“What is the meaning of art? What is the role of an artist?”
Directed by John Cassavetes, “Opening Night” is a fascinating study of a stressed actress whose life falls apart on stage. The film tells the story of Myrtle Gordon (Gena Rowlands), a theatre actress who is on the verge of a nervous breakdown.
Witnessing the death of a young fan, Myrtle is on a midlife existential crisis. She is a self-absorbed and emotionally unstable woman struggling with alcohol addiction and stress. It is a mentally collapsed character that has to deal with fame, ageing and art.
Through the distinctive style of Cassavetes cinema (improvised acting delivery, documentary-style shooting and emphasis on characters) Gena Rowlands creates a portrait of a tragic character. She is so dedicated to acting, that she forgets how to be herself. Although she is a talented and successful actress, she can’t live a normal life.
On the other hand, the role of the artist and the fragile world of the subconsciousness are recurring themes on Ingmar Bergman’s filmography. Through close-up shots and dramatic monologues, Bergman creates powerful female characters who are mentally and emotionally vulnerable. Thus, “Opening Night” looks a lot like Bergman’s “Cries and Whispers”, “Persona” and “From the Life of the Marionettes”.

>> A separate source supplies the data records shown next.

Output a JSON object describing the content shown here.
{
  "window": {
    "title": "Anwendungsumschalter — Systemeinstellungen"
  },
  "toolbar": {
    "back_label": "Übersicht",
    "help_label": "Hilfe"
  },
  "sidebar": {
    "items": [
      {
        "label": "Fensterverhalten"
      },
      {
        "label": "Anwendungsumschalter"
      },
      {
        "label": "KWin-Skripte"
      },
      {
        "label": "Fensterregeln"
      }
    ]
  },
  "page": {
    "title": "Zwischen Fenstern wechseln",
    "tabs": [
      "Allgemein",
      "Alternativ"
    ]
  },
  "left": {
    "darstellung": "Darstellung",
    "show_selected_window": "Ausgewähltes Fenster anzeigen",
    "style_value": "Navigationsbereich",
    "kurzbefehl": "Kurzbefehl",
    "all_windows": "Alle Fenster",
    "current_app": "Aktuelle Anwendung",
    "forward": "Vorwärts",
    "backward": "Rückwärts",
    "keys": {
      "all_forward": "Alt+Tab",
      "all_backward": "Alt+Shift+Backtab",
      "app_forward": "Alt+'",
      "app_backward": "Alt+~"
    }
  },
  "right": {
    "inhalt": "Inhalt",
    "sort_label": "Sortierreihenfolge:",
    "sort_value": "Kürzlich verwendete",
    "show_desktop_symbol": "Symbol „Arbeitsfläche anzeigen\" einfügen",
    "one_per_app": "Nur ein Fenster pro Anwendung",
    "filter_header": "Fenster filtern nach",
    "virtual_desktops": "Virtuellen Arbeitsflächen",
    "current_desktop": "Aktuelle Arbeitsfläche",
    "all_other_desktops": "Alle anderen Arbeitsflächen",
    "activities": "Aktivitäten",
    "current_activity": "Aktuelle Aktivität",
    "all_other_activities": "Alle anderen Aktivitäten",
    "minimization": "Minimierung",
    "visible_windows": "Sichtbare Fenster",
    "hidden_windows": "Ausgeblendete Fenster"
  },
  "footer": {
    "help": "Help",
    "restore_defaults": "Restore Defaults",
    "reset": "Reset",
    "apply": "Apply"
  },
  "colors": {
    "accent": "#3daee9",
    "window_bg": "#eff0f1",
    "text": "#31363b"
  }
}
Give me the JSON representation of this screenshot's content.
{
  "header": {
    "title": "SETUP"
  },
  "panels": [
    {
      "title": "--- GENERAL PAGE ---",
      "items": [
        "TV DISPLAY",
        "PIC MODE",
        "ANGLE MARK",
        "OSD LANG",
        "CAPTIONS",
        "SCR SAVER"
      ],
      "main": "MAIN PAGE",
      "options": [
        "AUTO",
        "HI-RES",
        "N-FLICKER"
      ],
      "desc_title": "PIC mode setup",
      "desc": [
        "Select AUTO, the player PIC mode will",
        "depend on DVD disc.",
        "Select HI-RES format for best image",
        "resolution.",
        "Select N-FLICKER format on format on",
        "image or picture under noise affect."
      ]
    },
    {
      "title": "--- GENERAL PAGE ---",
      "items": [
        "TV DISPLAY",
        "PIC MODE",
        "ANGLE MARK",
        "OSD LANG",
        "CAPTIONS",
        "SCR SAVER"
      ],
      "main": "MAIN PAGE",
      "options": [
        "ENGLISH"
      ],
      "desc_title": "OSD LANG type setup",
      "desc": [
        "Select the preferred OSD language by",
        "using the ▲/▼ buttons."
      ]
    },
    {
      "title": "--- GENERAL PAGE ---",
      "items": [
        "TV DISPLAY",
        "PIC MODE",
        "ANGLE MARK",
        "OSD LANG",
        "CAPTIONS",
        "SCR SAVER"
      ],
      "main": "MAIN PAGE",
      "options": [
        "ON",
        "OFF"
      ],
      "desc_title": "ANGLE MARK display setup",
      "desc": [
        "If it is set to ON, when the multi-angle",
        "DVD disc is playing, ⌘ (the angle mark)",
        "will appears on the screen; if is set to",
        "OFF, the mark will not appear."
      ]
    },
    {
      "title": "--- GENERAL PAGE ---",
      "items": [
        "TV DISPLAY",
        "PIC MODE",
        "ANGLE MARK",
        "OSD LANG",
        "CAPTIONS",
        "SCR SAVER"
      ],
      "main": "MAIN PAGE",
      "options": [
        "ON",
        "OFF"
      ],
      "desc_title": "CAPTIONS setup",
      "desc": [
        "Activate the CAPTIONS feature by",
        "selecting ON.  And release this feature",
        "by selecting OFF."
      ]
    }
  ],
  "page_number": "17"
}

This is undeniably one of the most personal works of John Cassavetes as well as one of the most uncoventionally directed gems of the western cinema.
2. Red Desert (1964)
Following the critically acclaimed “trilogy of decadence” (“L’Avventura”, “La Notte”, “L’Eclisse”), Michelangelo Antonioni creates another existential drama about human alienation in the modern world. The film tells the story of Giuliana (Monica Vitti), a troubled and mentally unstable woman, who has survived a car crash.
Although Giuliana seems to have it all (husband, kids and friends), this life-changing experience makes her emotionally vulnerable. Being progressively alienated from the rest of the world, Giuliana becomes a demented woman on an existential crisis. Not only she seeks life’s true meaning in the modern world, but also she has to deal with suicidal thoughts and depressing feelings.
This examination of human deterioration stands out as a subtle comment on the modern society as well as a philosophical approach to existentialism and individualism. So, this thoughtful drama looks like a film adaptation of Jean-Paul Sartre’s “Nausea”.
Moreover Antonioni, who died on the same day as Ingmar Bergman, creates a colourful portrait of a mentally ill character. This nauseating depiction of a meaningless world is quite similar to Bergman’s prominent work “Through a Glass Darkly”.
The captivating performance by Monica Vitti, the obscuring images and the exploitation of colors create a gloomy atmosphere. In addition the loss of moral values, the human alienation and the existential crisis are also recurring themes in Bergman’s filmography.
All in all, “Red Desert” is a visual appetite for those who enjoy Bergman’s cinema.
1. Interiors (1977)
If you like Ingmar Bergman’s cinema, then you should definitely check out Woody Allen. “Interiors”, like the rest of Allen’s filmography, is a tribute to the Swedish filmmaker. Although Woody Allen is known for his delightful comedies, “Interiors” is a bleak drama quite similar to Bergman’s “Cries and Whispers”. Both films feature tragic characters with self-destructive behavior that face the inevitability of death and the decay of the family structure.
The film follows the lives of three sisters (Diane Keaton, Kristin Griffith, Mary Beth Hurt), who have to overcome their parent’s unexpected divorce. In addition, they have to deal with their dysfunctional personal relationships as well as with their sudden loss of their mother.
This profound masterpiece by Woody Allen is a social commentary on the human condition with powerful dialogues and exceptional performances. Not only it is a multi-layered depiction of a dysfunctional upper- class family, but also a philosophical approach to human despair. It is quite obvious that Woody Allen has been also influenced by Søren Kierkegaard and Sigmund Freud. Thus, he creates an existential hell that works as a psychoanalytic therapy.
Overall, “Interiors” is probably one of the most underappreciated films of Woody Allen. Through this psychological and sociological study on the human condition, Woody Allen renders homage to Ingmar Bergman.